BEGIN PROVIDED MATERIAL
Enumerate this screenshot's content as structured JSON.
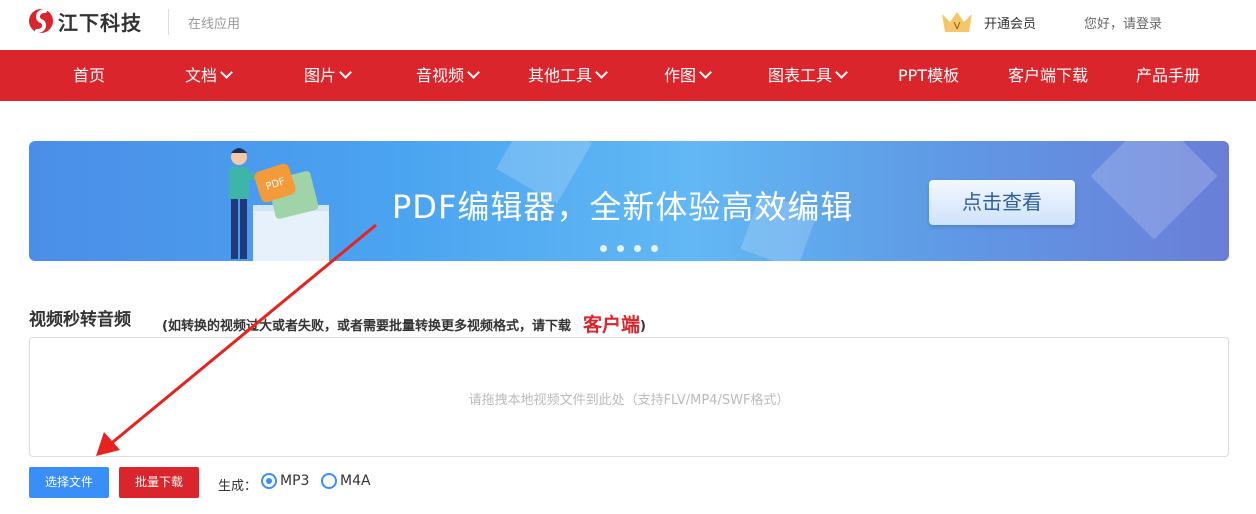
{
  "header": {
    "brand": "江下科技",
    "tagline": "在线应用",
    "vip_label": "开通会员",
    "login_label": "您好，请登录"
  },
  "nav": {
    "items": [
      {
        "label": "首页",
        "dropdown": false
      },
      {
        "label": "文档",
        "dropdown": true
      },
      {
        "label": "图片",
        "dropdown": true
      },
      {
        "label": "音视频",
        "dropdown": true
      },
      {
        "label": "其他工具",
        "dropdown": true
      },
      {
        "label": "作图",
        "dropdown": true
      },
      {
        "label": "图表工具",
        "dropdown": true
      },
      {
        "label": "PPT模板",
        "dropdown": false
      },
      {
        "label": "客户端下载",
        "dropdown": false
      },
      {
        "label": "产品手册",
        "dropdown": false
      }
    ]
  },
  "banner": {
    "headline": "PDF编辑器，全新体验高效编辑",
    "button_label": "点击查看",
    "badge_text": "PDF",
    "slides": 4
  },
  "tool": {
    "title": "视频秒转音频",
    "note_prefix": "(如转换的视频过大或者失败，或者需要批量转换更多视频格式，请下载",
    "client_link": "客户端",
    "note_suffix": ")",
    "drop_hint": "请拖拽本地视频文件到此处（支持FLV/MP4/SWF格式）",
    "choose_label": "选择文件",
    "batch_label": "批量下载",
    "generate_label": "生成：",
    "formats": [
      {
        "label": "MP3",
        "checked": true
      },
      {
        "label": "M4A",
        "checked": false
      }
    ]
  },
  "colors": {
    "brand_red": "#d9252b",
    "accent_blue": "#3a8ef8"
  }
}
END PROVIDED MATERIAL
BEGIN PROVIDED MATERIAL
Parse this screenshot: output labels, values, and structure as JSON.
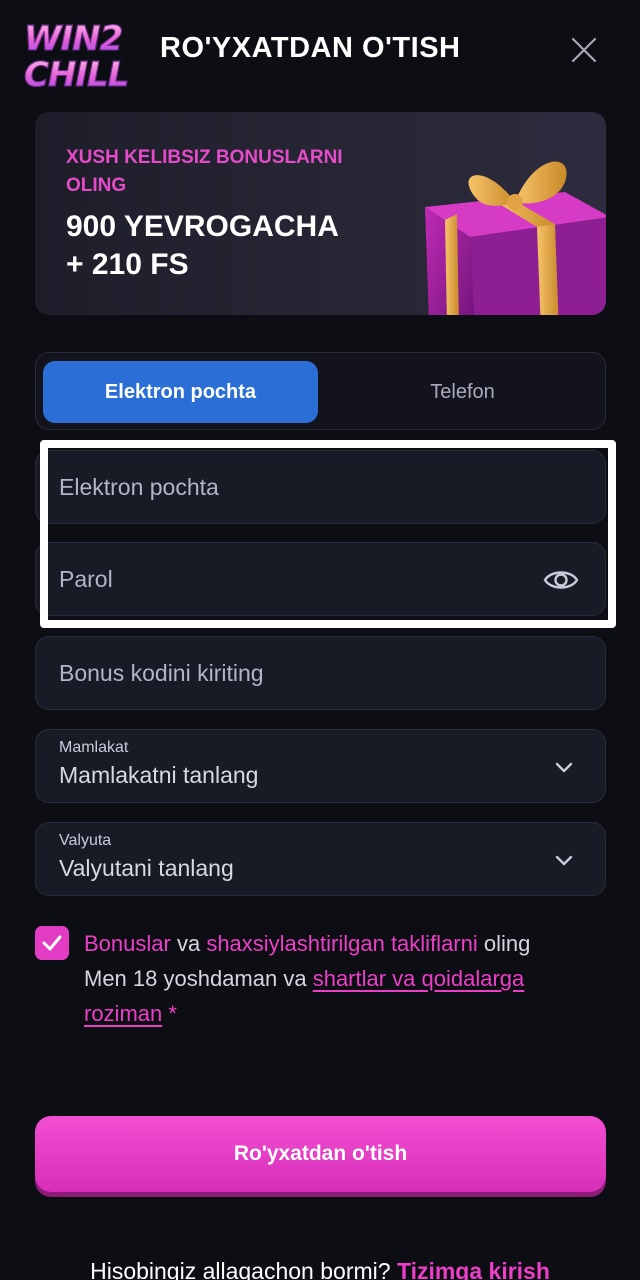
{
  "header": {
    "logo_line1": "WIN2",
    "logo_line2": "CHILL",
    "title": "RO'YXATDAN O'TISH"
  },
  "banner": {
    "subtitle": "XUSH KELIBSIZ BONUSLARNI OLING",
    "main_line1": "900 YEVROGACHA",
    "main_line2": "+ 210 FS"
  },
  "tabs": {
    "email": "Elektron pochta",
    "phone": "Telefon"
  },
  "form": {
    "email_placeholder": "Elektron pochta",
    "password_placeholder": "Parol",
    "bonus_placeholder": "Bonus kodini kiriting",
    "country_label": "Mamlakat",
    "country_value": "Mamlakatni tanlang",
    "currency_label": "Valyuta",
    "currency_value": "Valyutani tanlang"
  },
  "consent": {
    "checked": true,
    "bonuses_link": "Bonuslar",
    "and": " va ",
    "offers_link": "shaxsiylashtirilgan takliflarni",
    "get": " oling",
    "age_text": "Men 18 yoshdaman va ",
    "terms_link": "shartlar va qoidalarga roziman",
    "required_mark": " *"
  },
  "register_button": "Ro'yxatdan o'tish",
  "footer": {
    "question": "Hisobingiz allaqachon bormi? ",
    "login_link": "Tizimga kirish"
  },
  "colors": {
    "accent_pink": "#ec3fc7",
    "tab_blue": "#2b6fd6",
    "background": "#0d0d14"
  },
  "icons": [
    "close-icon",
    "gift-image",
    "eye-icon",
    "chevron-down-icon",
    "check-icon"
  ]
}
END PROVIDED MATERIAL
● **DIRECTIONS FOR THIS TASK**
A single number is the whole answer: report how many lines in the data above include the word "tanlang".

● **WRITTEN RESPONSE**
2